From the cecum the intestine ascends along the right side of the abdomen to the liver. This portion is the ascending colon. At the liver a rather sharp turn is made toward the left, the hepatic flexure.

From this point the colon passes across the body above the umbilicus, sloping upward toward the left side, where it lies in close contact with the spleen. This section is the transverse colon.

At the spleen the intestine makes a short turn, the splenic flexure, then passes downward along the left border of the abdominal cavity to the hip bone (crest of the ileum). This is the descending colon.

Passing obliquely across the hollow surface of the left iliac bone, the large intestine, here called the iliac colon, reaches the upper border of the pelvic cavity. Here it forms a loop, the pelvic colon, which has an average length of a foot and a half, but which varies in length from six inches to nearly three feet (in conditions of disease). The pelvic colon and iliac colon together form the sigmoid. The lower end of the pelvic colon joins the terminal portion of the intestine, the rectum, opposite the middle of the sacrum. The pelvic colon varies in position according as it is empty or filled. When empty, it falls over backward into the pelvis, and lies upon the upper part of the rectum. When it is in this position, a very pronounced fold is formed at the junction with the rectum, the pelvi-rectal fold, a factor in controlling bowel movements. When the pelvic loop is full, it rises and thus gradually obliterates the fold and so opens the passage to the rectum.
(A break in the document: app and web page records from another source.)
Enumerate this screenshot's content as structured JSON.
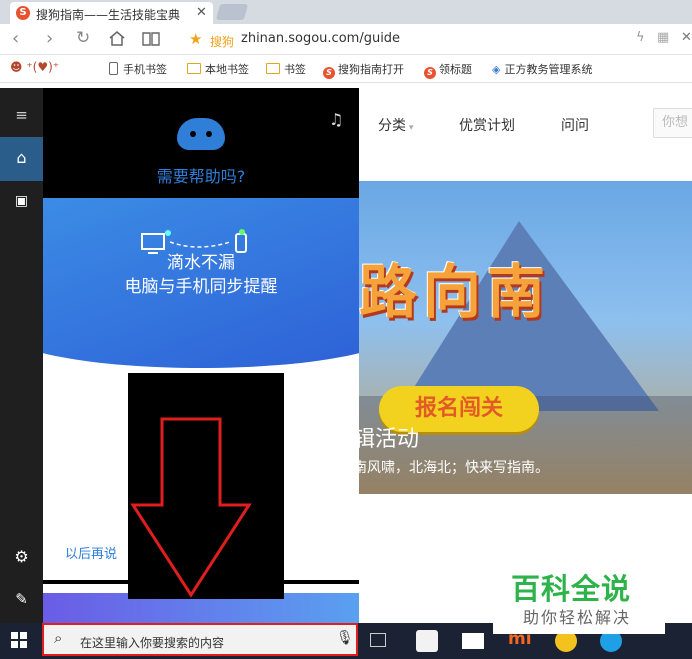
{
  "browser": {
    "tab_title": "搜狗指南——生活技能宝典",
    "tab_favicon": "S",
    "address_label": "搜狗",
    "url": "zhinan.sogou.com/guide"
  },
  "bookmarks": [
    {
      "label": "手机书签",
      "icon": "phone-icon"
    },
    {
      "label": "本地书签",
      "icon": "folder-icon"
    },
    {
      "label": "书签",
      "icon": "folder-icon"
    },
    {
      "label": "搜狗指南打开",
      "icon": "sogou-icon"
    },
    {
      "label": "领标题",
      "icon": "sogou-icon"
    },
    {
      "label": "正方教务管理系统",
      "icon": "cube-icon"
    }
  ],
  "site_nav": {
    "items": [
      "分类",
      "优赏计划",
      "问问"
    ],
    "search_placeholder": "你想"
  },
  "banner": {
    "title": "路向南",
    "button": "报名闯关",
    "headline": "辑活动",
    "subline": "南风啸，北海北；快来写指南。"
  },
  "cortana": {
    "help": "需要帮助吗?",
    "line1": "滴水不漏",
    "line2": "电脑与手机同步提醒",
    "later": "以后再说"
  },
  "taskbar": {
    "search_placeholder": "在这里输入你要搜索的内容"
  },
  "watermark": {
    "title": "百科全说",
    "subtitle": "助你轻松解决"
  },
  "colors": {
    "accent_blue": "#2f7ed8",
    "highlight_red": "#e01e1e",
    "watermark_green": "#2db34a"
  }
}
The rectum extends from the pelvi-rectal fold to the internal anal sphincter, being about six inches in length. In its upper part are two or three projecting folds of membrane known as Houston's valves.

The thicker muscular walls of the rectum are ordinarily contracted so that no cavity exists in the upper part, although some gas and often (in cases of disease) a considerable amount of fecal matter may be found in the lower part.

The distance between the internal and external sphincter is about one inch. This is the ana} canal, which is always tightly closed except during defecation.

Ileocecal Valve of a Conger Eel. A. Ileum; B. Ileocecal Valve; C. Colon.

Ileocecal Valve of a Conger Eel. A. Ileum; B. Ileocecal Valve; C. Colon.

Just above the internal anal sphincter is found a series of raised points or papillae, first described by Horner of Philadelphia many years ago. These papillae are the terminal points of special nerves which when excited cause powerful contraction of the colon and the abdominal muscles and diaphragm, and at the same time a complete relaxation of the anal sphincter.

Here are also a number of shallow pockets in the mucous membrane, the follicles of Horner, whose function is to secrete a lubricating mucus. Both follicles and papillae sometimes become inflamed and a source of pain.

Behind the rectum are located two muscles which act an important part in defecation, the levator ani muscles. In contracting, these muscles pull the anus upward and compress the rectum, and so squeeze out the last particles of fecal matter, leaving the rectum completely empty.

The small intestine is a smooth tube of uniform size, but the large intestine is sacculated. By a thickening of its muscular structures at intervals shallow pouches are formed in its sides. Along the outer surface of the colon run thick bands of muscle tissue which act in defecation like gathering strings. In contracting, these bands draw the lateral pouches together, so as to empty them of their contents. These sacs or pouches are well shown in the accompanying stereoradiogram, a rare view of the colon.

All parts of the large intestine, including the rectum, are supplied with two sets of nerves, one of which stimulates its muscles to contract, while the other exercises an opposite influence.

In the accompanying plates will be seen representations of the colons of different animals. It is especially interesting to note the close relation between the form of the colon and the character of the food in various classes of animals. In flesh-eating animals the colon is always short; in vegetable eaters it is long as compared with the body length.